This paper discusses the brittleness of the social scheme of race and ethnicity in California today, and the cracks that are emerging in its façade: I will focus on the three most important of these problems, both of which have important implications for a possible expansion of the “white” category. The first is the mismatch between the North American ethnic Hispanic identification and Latin-American notions of race. The second is the peculiar status of South and Southwest Asians. The third is California’s rapidly emerging mixed and even multi-race population. All these processes have called into question both the old mutually exclusive categories of “black” and “white”, and increasingly led to doubts about the usefulness of racial-ethnic categories more generally. In the process, traditional notions of whiteness have changed.


Keywords: Ethnicity, Identity, Whiteness, Immigration, California
Stream: Ethnicity, Difference, Identity
Presentation Type: Paper Presentation in English
Paper: A paper has not yet been submitted.


Dr Michael Reibel

Associate Professor, Department of Geography and Anthropology, California State Polytechnic University, Pomona
USA
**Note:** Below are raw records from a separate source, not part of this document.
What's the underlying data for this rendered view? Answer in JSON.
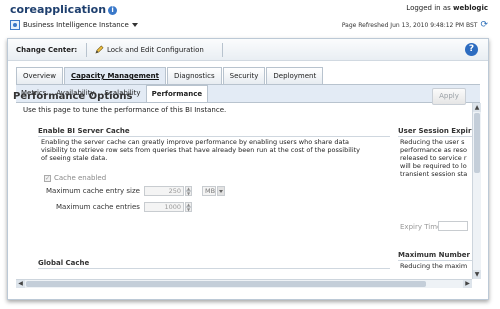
{
  "header": {
    "app_title": "coreapplication",
    "instance_label": "Business Intelligence Instance",
    "logged_in_label": "Logged in as",
    "username": "weblogic",
    "page_refreshed": "Page Refreshed Jun 13, 2010 9:48:12 PM BST"
  },
  "change_center": {
    "label": "Change Center:",
    "lock_button": "Lock and Edit Configuration",
    "help": "?"
  },
  "main_tabs": [
    {
      "label": "Overview"
    },
    {
      "label": "Capacity Management"
    },
    {
      "label": "Diagnostics"
    },
    {
      "label": "Security"
    },
    {
      "label": "Deployment"
    }
  ],
  "sub_tabs": [
    {
      "label": "Metrics"
    },
    {
      "label": "Availability"
    },
    {
      "label": "Scalability"
    },
    {
      "label": "Performance"
    }
  ],
  "page": {
    "title": "Performance Options",
    "description": "Use this page to tune the performance of this BI Instance.",
    "apply_button": "Apply"
  },
  "cache_section": {
    "title": "Enable BI Server Cache",
    "description_lines": [
      "Enabling the server cache can greatly improve performance by enabling users who share data",
      "visibility to retrieve row sets from queries that have already been run at the cost of the possibility",
      "of seeing stale data."
    ],
    "cache_enabled_label": "Cache enabled",
    "cache_enabled": true,
    "max_entry_size_label": "Maximum cache entry size",
    "max_entry_size_value": "250",
    "max_entry_size_unit": "MB",
    "max_entries_label": "Maximum cache entries",
    "max_entries_value": "1000"
  },
  "global_cache_section": {
    "title": "Global Cache"
  },
  "session_section": {
    "title": "User Session Expir",
    "description_lines": [
      "Reducing the user s",
      "performance as reso",
      "released to service r",
      "will be required to lo",
      "transient session sta"
    ],
    "expiry_label": "Expiry Time"
  },
  "max_section": {
    "title": "Maximum Number",
    "description_line": "Reducing the maxim"
  }
}
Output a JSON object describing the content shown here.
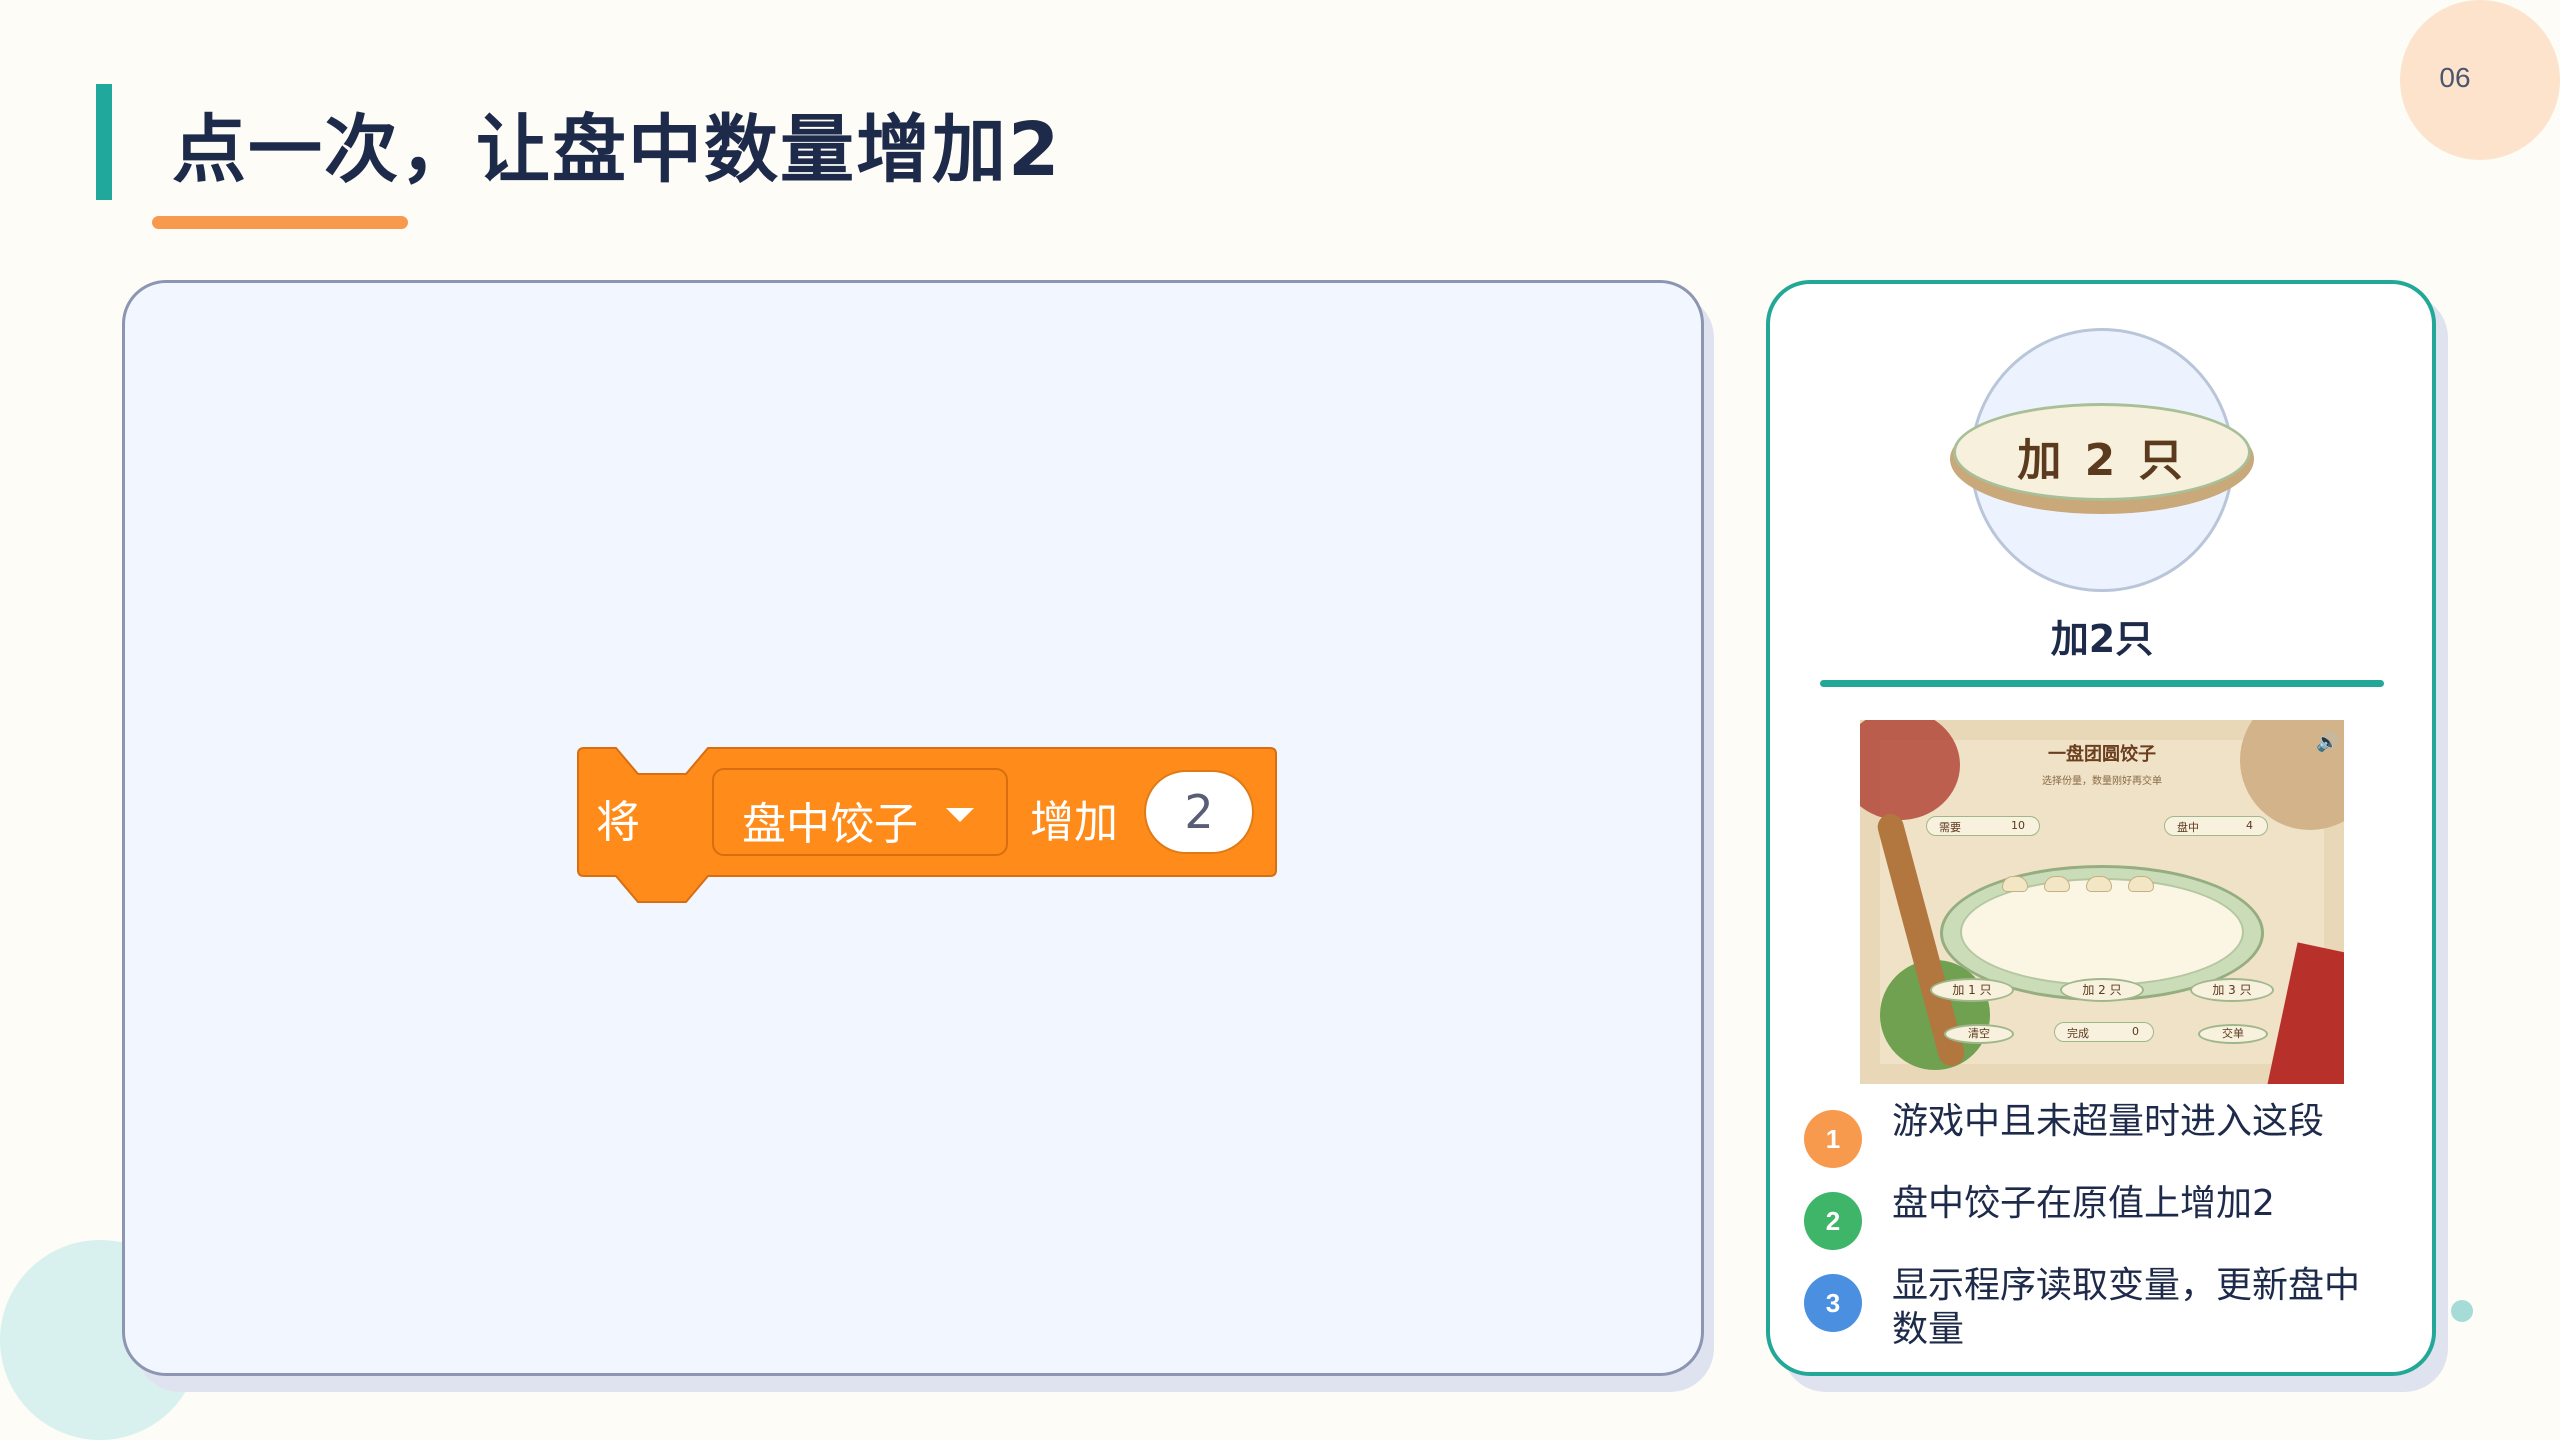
{
  "page_number": "06",
  "title": "点一次，让盘中数量增加2",
  "block": {
    "prefix": "将",
    "variable": "盘中饺子",
    "action": "增加",
    "amount": "2"
  },
  "card": {
    "button_label": "加 2 只",
    "caption": "加2只",
    "game_screenshot": {
      "title": "一盘团圆饺子",
      "subtitle": "选择份量，数量刚好再交单",
      "need_label": "需要",
      "need_value": "10",
      "plate_label": "盘中",
      "plate_value": "4",
      "buttons": [
        "加 1 只",
        "加 2 只",
        "加 3 只"
      ],
      "clear_label": "清空",
      "done_label": "完成",
      "done_value": "0",
      "submit_label": "交单"
    },
    "steps": [
      {
        "number": "1",
        "text": "游戏中且未超量时进入这段",
        "color": "#f79a4e"
      },
      {
        "number": "2",
        "text": "盘中饺子在原值上增加2",
        "color": "#3fb56a"
      },
      {
        "number": "3",
        "text": "显示程序读取变量，更新盘中数量",
        "color": "#4a8fe0"
      }
    ]
  },
  "colors": {
    "accent_teal": "#1fa89b",
    "accent_orange": "#f79a4e",
    "block_orange": "#ff8c1a"
  }
}
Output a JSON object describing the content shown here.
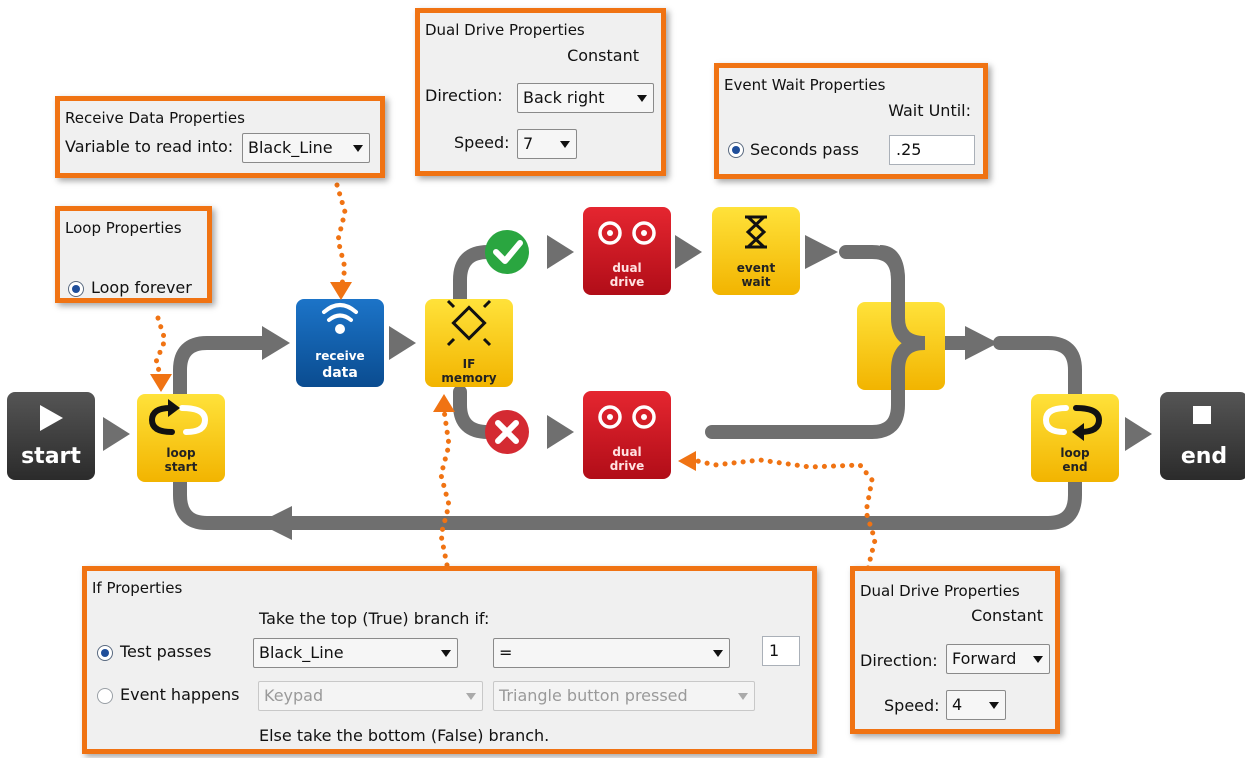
{
  "blocks": {
    "start": "start",
    "loop_start": [
      "loop",
      "start"
    ],
    "receive_data": [
      "receive",
      "data"
    ],
    "if_memory": [
      "IF",
      "memory"
    ],
    "dual_drive_top": [
      "dual",
      "drive"
    ],
    "event_wait": [
      "event",
      "wait"
    ],
    "dual_drive_bottom": [
      "dual",
      "drive"
    ],
    "loop_end": [
      "loop",
      "end"
    ],
    "end": "end"
  },
  "colors": {
    "accent": "#f07313",
    "yellow": "#f5c800",
    "red": "#c8101c",
    "blue": "#0c5aa5",
    "dark": "#3a3a3a",
    "wire": "#6f6f6f",
    "true_green": "#2aa640",
    "false_red": "#d42a32"
  },
  "icons": {
    "start": "play-icon",
    "end": "stop-icon",
    "loop": "loop-arrow-icon",
    "receive": "wireless-icon",
    "if": "chip-icon",
    "drive": "dual-rotate-icon",
    "wait": "hourglass-icon",
    "true_branch": "check-icon",
    "false_branch": "cross-icon"
  },
  "receive_panel": {
    "title": "Receive Data Properties",
    "variable_label": "Variable to read into:",
    "variable_value": "Black_Line"
  },
  "loop_panel": {
    "title": "Loop Properties",
    "option": "Loop forever",
    "selected": true
  },
  "dual_drive_top_panel": {
    "title": "Dual Drive Properties",
    "mode": "Constant",
    "direction_label": "Direction:",
    "direction_value": "Back right",
    "speed_label": "Speed:",
    "speed_value": "7"
  },
  "event_wait_panel": {
    "title": "Event Wait Properties",
    "wait_until_label": "Wait Until:",
    "option": "Seconds pass",
    "value": ".25"
  },
  "if_panel": {
    "title": "If Properties",
    "instruction": "Take the top (True) branch if:",
    "test_label": "Test passes",
    "test_variable": "Black_Line",
    "test_operator": "=",
    "test_value": "1",
    "event_label": "Event happens",
    "event_source": "Keypad",
    "event_value": "Triangle button pressed",
    "else_text": "Else take the bottom (False) branch."
  },
  "dual_drive_bottom_panel": {
    "title": "Dual Drive Properties",
    "mode": "Constant",
    "direction_label": "Direction:",
    "direction_value": "Forward",
    "speed_label": "Speed:",
    "speed_value": "4"
  }
}
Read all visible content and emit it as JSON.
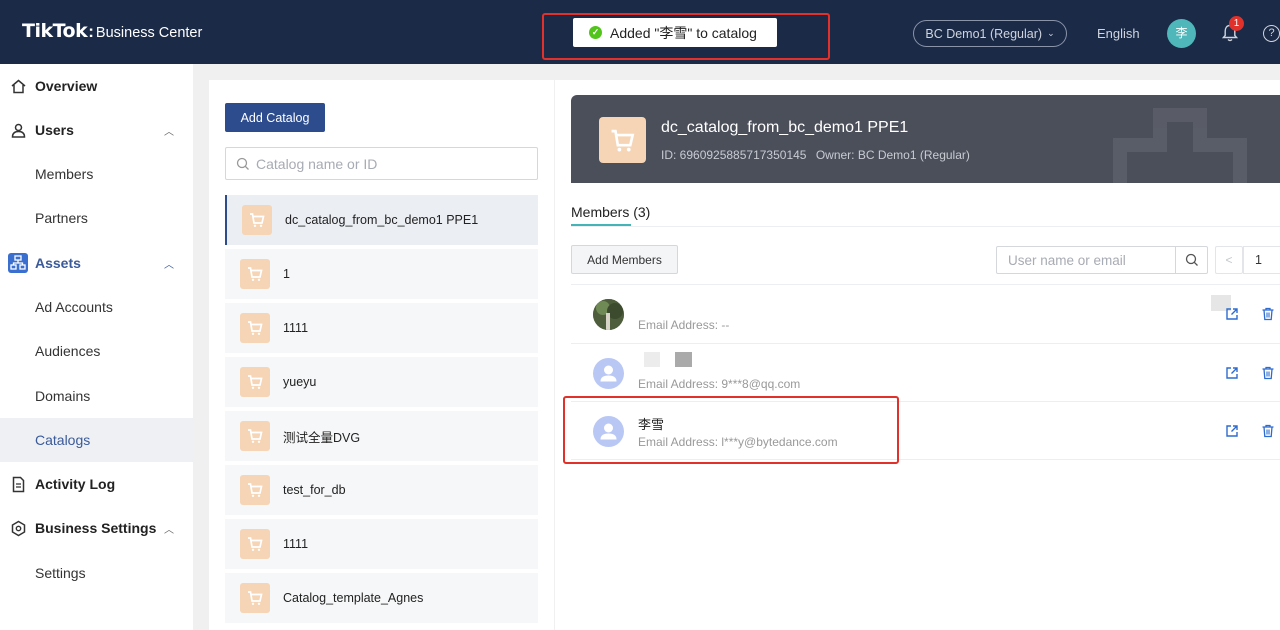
{
  "header": {
    "logo_brand": "TikTok",
    "logo_colon": ":",
    "logo_product": "Business Center",
    "toast_message": "Added \"李雪\" to catalog",
    "bc_selector": "BC Demo1 (Regular)",
    "language": "English",
    "avatar_initial": "李",
    "notification_count": "1",
    "help": "?"
  },
  "sidebar": {
    "overview": "Overview",
    "users": "Users",
    "members": "Members",
    "partners": "Partners",
    "assets": "Assets",
    "ad_accounts": "Ad Accounts",
    "audiences": "Audiences",
    "domains": "Domains",
    "catalogs": "Catalogs",
    "activity_log": "Activity Log",
    "business_settings": "Business Settings",
    "settings": "Settings"
  },
  "catalog_list": {
    "add_button": "Add Catalog",
    "search_placeholder": "Catalog name or ID",
    "items": [
      "dc_catalog_from_bc_demo1 PPE1",
      "1",
      "1111",
      "yueyu",
      "测试全量DVG",
      "test_for_db",
      "1111",
      "Catalog_template_Agnes"
    ]
  },
  "detail": {
    "title": "dc_catalog_from_bc_demo1 PPE1",
    "id_text": "ID: 6960925885717350145",
    "owner_text": "Owner: BC Demo1 (Regular)",
    "members_tab": "Members (3)",
    "add_members_button": "Add Members",
    "user_search_placeholder": "User name or email",
    "pager_prev": "<",
    "pager_page": "1",
    "members": [
      {
        "name": "",
        "email": "Email Address: --"
      },
      {
        "name": "",
        "email": "Email Address: 9***8@qq.com"
      },
      {
        "name": "李雪",
        "email": "Email Address: l***y@bytedance.com"
      }
    ]
  },
  "colors": {
    "header_bg": "#1b2a47",
    "primary": "#2d4c8e",
    "accent_teal": "#45b4b6",
    "highlight_red": "#e0312b",
    "success_green": "#52c41a"
  }
}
Dr. Reibel is a geographer whose research focuses on economic and ethnic change in North American city neighborhoods. Using Los Angeles as a living laboratory to guide his hypotheses, he has forged innovations in small area demographic analysis of group segregation, integration, and transitions at the neighborhood scale. Dr. Reibel is also an expert on uncertainty and estimation techniques for population data at local scales using geographic information systems (GIS). His interest in the social construction of race in California began with the extraordinary and occasionally absurd difficulties of racial and ethnic classification in the U.S. Census, and has expanded into the humanistic realm of imposed and self-defined identities in the world’s most ethnically diverse urban region.

Ref: H06P0237